[[ RECORDS TO USE, beginning ]]
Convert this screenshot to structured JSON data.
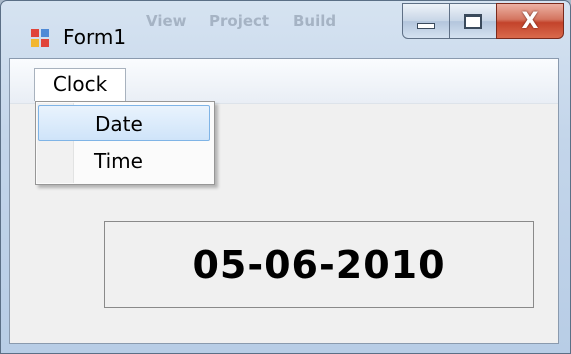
{
  "window": {
    "title": "Form1",
    "ghost_menu": [
      "View",
      "Project",
      "Build"
    ]
  },
  "titlebar_buttons": {
    "minimize": "minimize-icon",
    "maximize": "maximize-icon",
    "close": "close-icon",
    "close_glyph": "X"
  },
  "menu": {
    "top_item": "Clock",
    "dropdown": [
      {
        "label": "Date",
        "highlighted": true
      },
      {
        "label": "Time",
        "highlighted": false
      }
    ]
  },
  "display": {
    "value": "05-06-2010"
  },
  "colors": {
    "close_red": "#c3432b",
    "highlight_border": "#7fb4e6",
    "highlight_fill": "#cfe4f9"
  }
}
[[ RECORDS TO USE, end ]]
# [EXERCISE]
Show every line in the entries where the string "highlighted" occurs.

# [ANSWER]
        "highlighted": true
        "highlighted": false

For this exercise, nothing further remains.